Two Norwegian Lockheed Martin F-35A fighter jets demonstrated the operational capability of conventional takeoff and landing by touching down on a highway in Tervo, Finland, marking the first-ever such landing for this aircraft model.
Norwegian F-35A aircraft have been engaged in highway operations training in Finland this week as an integral component of the country’s annual Baana road base exercise, commencing on Monday.
During these exercises, the jets also underwent “hot pit” refueling, a process that involves keeping their engines running while refueling, resulting in reduced downtime for quicker redeployment, enhanced operational efficiency, and increased sortie rates during heightened operational demands.
As of this summer, F-35 nations collectively amassed over 650,000 flight hours, with Norwegian aircraft contributing over 20,000 of those hours. The F-35 comes in various variants, and the recent landing by the Royal Norwegian Air Force on a Finnish motorway represents a historic first for this aircraft type.
While the US has previously executed highway landings with certain F-35Bs, these were of the STOVL version (short takeoff/vertical landing), capable of near-vertical landings suitable for aircraft carriers and roads.
Norwegian Joint Strike Fighters possess a distinctive feature, as they are currently the sole operational aircraft equipped with drag chutes. This technology, slated for integration into forthcoming Finnish and Canadian F-35As, serves the dual purpose of ensuring safe landings during adverse winter weather conditions and reducing the wear and tear on braking systems.

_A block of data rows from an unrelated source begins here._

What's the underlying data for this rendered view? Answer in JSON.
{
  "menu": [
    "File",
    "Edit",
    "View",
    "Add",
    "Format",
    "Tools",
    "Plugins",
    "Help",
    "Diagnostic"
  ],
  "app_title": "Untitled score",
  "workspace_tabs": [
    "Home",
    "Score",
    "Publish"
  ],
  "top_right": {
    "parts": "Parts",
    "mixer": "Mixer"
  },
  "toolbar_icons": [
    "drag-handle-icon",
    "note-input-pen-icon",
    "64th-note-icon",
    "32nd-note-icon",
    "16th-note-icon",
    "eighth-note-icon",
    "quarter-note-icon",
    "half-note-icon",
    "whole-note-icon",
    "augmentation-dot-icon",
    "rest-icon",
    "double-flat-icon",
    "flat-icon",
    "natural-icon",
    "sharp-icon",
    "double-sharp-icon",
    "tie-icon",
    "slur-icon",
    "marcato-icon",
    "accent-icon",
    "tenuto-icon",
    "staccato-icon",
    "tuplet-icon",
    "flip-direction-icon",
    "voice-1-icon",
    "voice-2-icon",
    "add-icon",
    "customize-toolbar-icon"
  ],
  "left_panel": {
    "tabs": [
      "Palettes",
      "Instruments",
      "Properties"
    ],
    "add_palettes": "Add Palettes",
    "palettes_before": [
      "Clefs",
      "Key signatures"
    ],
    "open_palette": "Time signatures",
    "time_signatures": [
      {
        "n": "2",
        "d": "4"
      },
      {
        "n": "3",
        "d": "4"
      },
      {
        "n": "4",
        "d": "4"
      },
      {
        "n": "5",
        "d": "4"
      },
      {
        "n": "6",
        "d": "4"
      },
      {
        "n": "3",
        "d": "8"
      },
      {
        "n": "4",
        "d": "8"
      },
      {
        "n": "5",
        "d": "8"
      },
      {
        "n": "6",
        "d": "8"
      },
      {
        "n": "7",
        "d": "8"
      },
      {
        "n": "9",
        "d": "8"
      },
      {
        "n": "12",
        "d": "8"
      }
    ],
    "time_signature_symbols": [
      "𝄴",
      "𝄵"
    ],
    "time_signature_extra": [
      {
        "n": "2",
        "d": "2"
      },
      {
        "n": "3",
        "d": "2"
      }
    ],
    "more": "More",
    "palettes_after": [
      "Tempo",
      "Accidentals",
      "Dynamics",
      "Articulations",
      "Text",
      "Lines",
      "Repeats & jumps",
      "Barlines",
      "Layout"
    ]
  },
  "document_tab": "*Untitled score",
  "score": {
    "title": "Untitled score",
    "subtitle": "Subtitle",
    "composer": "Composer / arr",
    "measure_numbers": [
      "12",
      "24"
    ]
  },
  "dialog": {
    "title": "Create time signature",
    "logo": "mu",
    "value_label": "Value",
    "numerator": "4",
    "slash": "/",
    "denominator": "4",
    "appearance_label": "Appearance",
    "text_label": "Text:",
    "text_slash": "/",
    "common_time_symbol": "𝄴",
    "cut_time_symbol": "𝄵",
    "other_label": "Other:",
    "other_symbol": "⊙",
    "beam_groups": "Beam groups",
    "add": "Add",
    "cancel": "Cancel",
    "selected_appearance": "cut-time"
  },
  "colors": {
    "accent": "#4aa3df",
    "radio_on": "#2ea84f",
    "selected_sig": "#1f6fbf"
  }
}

This is a milestone, not only for the Norwegian Air Force but also for the Nordic countries and for NATO. This demonstrates our ability to execute a concept of dispersal. Fighter jets are vulnerable on the ground, so by being able to use small airfields – and now motorways – increase our survivability in war. In addition, this is also a demonstration of the exciting development we have initiated within the military-air cooperation in the Nordic region,” said Major General Rolf Folland, Chief of the Royal Norwegian Air Force.